In Lessig's most recent piece he discussed the nature of United States farm subsidies and the harm that they cause for food producers in the developing world. Lessig went on to suggest that these nations adopt loose copyright law and become the sort of IP robber nation that the United States became with the passing of the US Copyright Act in 1790.

It's a great idea, but are the economics there?

As indicated on his blog, Lessig incorrectly identified the level of subsidy as $300-billion annually. A more accurate figure is provided by the Environmental Working Group. The top 20 subsidy programs in 2002 totalled an impressive US$11.7-billion. Does the potential IP theft of the developing world compare to such a number?

For a possible comparison, we can explore the IP policies of several countries involved in a recent shrimp fishery issue. It seems that US fisherman are asking Washington to place tariffs on products from Thailand, China, Vietnam, India, Ecuador, and Brazil. Could these countries protest with lax IP law? Maybe they could introduce robber nation licensing rules for software?

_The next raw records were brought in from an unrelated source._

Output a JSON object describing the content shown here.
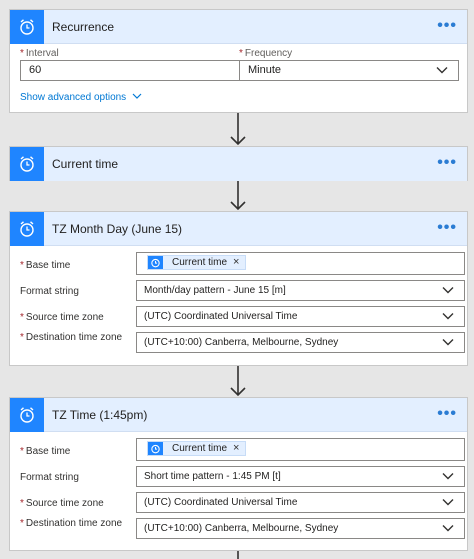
{
  "colors": {
    "accent": "#1f85ff",
    "header_bg": "#e3efff",
    "link": "#0078d4",
    "required": "#a4262c"
  },
  "required_mark": "*",
  "more_glyph": "•••",
  "recurrence": {
    "title": "Recurrence",
    "icon": "alarm-clock-icon",
    "interval_label": "Interval",
    "interval_value": "60",
    "frequency_label": "Frequency",
    "frequency_value": "Minute",
    "advanced_link": "Show advanced options"
  },
  "current_time": {
    "title": "Current time",
    "icon": "alarm-clock-icon"
  },
  "tz_month_day": {
    "title": "TZ Month Day (June 15)",
    "base_time_label": "Base time",
    "base_time_token": "Current time",
    "format_label": "Format string",
    "format_value": "Month/day pattern - June 15 [m]",
    "source_tz_label": "Source time zone",
    "source_tz_value": "(UTC) Coordinated Universal Time",
    "dest_tz_label": "Destination time zone",
    "dest_tz_value": "(UTC+10:00) Canberra, Melbourne, Sydney"
  },
  "tz_time": {
    "title": "TZ Time (1:45pm)",
    "base_time_label": "Base time",
    "base_time_token": "Current time",
    "format_label": "Format string",
    "format_value": "Short time pattern - 1:45 PM [t]",
    "source_tz_label": "Source time zone",
    "source_tz_value": "(UTC) Coordinated Universal Time",
    "dest_tz_label": "Destination time zone",
    "dest_tz_value": "(UTC+10:00) Canberra, Melbourne, Sydney"
  },
  "token_remove_glyph": "×"
}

Here are some numbers from the Economist Intelligence Unit's 2002 Country-by-Country reports:

-level of software piracy: 77%
-Retail losses from software piracy: US$41.1bn (!!! Seems high. Total foreign direct investment for 2000 was US$3.36bn. Assume million rather than billion)
-level of software piracy: 92%
-Retail losses from software piracy: US$1.66bn
-level of software piracy: 94%
-Retail losses from software piracy: US$32.24m
-level of software piracy: 70%
-Retail losses from software piracy: US$365.31m
-level of software piracy: 62%
-Retail losses from software piracy: US$8.48m
-level of software piracy: 55%
-Retail losses from software piracy: US$396bn (!!! Seems high. Total foreign direct investment for 2000 was US$32.7bn. Assume million rather than billion)

For comparison, here are Canada's numbers:

-level of software piracy: 39%
-Retail losses from software piracy: US$306.5m

Based on these numbers, it seems that these developing countries are already IP robber nations. Furthermore, if these countries somehow managed to improve their levels of software piracy to Canada's and then used their new clout to bargain with the US, the total retail loss is still only about US$1.3-billion. And US$1.3-billion is a lot smaller than the total farm subsidy of US$11.7-billion!